If you are a Sci-Fi fan like me, you may have always wondered when technology will catch up to the Hyper-drive (Star Wars) and Communicator (Star Trek) and finally be available to the average person. Though we may never arrive at the day when we can transport ourselves from space ship to planet by ‘Energising’, it seems we are closer than ever before to having our own Star Trek style Computer to talk to, much like Captain Kirk, thanks to Google and Amazon.
Last week Google announced the much anticipated launch of ‘Home’, their first voice activated speaker for the home. However, every piece of coverage around the launch mentioned the main rival product ‘Echo’ by Amazon which has been available for nearly 2 years in the US (and was released to the UK a week before Google’s announcement about ‘Home’).
The UK is no doubt a big market for brands, and the home automation and voice activated sector is the next big thing for consumer tech goods. So what do the two offer and where are other tech brands in this mix?
‘Home’ is only available in the US for now and retails for $129. From reviewing the Google launch video, if you don’t want to be shouting instructions from upstairs or another room, each household will need more than one ‘Home’ for the home (yes it’s a frustrating name to write about), so let’s hope the cost remains low when it is launched in the UK. ‘Home’ uses Google Assistant to control smart home and internet controlled products in the home, answer queries, play music, create shopping lists, provide travel updates, etc. ‘Home’ comes with seven interchangeable bases so it can be tweaked to fit your interior.
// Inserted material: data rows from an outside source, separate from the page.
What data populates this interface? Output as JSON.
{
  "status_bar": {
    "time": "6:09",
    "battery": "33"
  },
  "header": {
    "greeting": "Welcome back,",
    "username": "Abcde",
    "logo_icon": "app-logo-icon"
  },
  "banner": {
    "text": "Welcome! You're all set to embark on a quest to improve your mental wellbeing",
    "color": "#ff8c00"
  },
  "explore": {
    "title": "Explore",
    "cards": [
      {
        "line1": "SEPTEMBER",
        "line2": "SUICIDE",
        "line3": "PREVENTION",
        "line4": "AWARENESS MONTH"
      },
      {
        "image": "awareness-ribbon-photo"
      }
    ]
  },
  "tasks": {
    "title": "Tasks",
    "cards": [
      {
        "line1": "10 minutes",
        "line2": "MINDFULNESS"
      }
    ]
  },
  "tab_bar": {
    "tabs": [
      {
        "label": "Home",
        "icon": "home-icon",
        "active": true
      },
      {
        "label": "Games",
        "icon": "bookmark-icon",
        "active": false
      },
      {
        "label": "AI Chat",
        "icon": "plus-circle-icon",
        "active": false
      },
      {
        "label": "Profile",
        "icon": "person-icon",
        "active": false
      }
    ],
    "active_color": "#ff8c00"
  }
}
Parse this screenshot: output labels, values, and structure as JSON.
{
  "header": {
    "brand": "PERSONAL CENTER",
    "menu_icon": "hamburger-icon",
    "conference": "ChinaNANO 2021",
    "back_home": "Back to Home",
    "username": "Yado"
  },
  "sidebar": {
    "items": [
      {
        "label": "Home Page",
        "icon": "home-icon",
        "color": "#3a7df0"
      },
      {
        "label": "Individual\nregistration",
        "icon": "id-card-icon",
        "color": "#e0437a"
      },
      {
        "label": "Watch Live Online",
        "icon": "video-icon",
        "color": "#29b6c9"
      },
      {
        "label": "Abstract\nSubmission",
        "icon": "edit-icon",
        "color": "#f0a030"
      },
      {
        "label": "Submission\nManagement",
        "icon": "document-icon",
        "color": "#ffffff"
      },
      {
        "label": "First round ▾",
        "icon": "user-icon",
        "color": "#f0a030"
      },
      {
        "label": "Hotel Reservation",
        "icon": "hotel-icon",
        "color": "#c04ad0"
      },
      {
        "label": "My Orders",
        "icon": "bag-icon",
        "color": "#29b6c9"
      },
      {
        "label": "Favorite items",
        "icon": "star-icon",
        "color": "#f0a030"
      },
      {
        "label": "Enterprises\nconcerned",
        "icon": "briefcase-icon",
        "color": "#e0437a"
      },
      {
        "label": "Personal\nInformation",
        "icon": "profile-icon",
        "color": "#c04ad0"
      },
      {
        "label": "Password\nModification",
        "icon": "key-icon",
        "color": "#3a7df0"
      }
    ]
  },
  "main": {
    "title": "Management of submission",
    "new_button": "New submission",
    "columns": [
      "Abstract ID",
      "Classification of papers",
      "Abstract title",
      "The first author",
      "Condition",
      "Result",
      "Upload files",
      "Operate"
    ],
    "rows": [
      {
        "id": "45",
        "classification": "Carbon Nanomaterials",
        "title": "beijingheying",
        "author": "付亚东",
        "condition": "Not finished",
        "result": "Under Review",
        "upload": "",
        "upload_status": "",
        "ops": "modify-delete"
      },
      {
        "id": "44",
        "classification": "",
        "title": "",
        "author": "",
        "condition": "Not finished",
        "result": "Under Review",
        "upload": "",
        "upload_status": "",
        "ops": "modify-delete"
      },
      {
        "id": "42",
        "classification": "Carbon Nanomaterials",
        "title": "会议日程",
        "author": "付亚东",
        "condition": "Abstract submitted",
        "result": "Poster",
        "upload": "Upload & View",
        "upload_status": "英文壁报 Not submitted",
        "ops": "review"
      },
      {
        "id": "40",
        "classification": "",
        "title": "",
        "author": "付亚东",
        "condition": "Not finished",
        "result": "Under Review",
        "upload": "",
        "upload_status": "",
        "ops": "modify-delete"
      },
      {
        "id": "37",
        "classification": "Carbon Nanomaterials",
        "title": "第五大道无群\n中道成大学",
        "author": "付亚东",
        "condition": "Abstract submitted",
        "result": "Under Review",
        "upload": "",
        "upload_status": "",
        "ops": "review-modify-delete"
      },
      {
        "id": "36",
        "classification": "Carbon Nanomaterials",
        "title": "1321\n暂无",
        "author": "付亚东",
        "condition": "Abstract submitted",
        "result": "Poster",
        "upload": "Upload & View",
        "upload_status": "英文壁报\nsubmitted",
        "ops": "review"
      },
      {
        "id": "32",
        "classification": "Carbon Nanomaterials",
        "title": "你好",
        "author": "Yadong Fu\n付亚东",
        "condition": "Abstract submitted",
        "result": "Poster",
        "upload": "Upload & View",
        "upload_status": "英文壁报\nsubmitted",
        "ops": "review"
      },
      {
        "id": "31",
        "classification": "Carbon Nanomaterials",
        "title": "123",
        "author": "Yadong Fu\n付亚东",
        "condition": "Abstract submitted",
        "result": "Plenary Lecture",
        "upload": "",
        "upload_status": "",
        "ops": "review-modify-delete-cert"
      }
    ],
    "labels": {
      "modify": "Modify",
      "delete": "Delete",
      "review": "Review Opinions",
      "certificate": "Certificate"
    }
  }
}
According to The Guardian, ‘Echo’ was not expected to be such a success. Its release to the UK market has been carefully planned; Echo has been adapted for the UK with an English accent, has allegedly been programmed to understand the broad variety of British accents and Amazon has selected key journalists to trial Echo at their home – see Rory Cellan-Jones of the BBC testing Echo here. Echo can do everything that Google Home can and it is connected to many more partners (as well as Amazon itself for shopping). The one added benefit with Echo is that you can control it from any room in the house using the voice remote control. However, at times Alexa can be a bit clunky according to The Verge – watch their video here.
Over the last three weeks a lot of the media have asked where Apple is with their plans for a home device. Apple has Siri but not as a separate personal assistant unit for the home… yet. Bloomberg reported at the end of September that Apple are planning a smart-home device with superior microphone and speaker technology (two things that owners of Echo units have complained about on social media). It’s a matter of ‘watch this space’ with Apple.
My personal take on this? I want a smart home device ASAP, but I fear that, like all other consumer technology, it will take a few iterations of the device (and several years) before it really starts to improve my life and becomes something I can’t live without. The technology in my home would need upgrading too (lights, security, TV, wifi, electrics, heating, etc.) so though the units themselves are not that expensive, making full use of everything a smart-home device can do is going to be costly. I won’t know until I actually own one, plus I think the lure of being able to ask a question to thin air à la Captain Kirk, means I will probably give in pretty soon.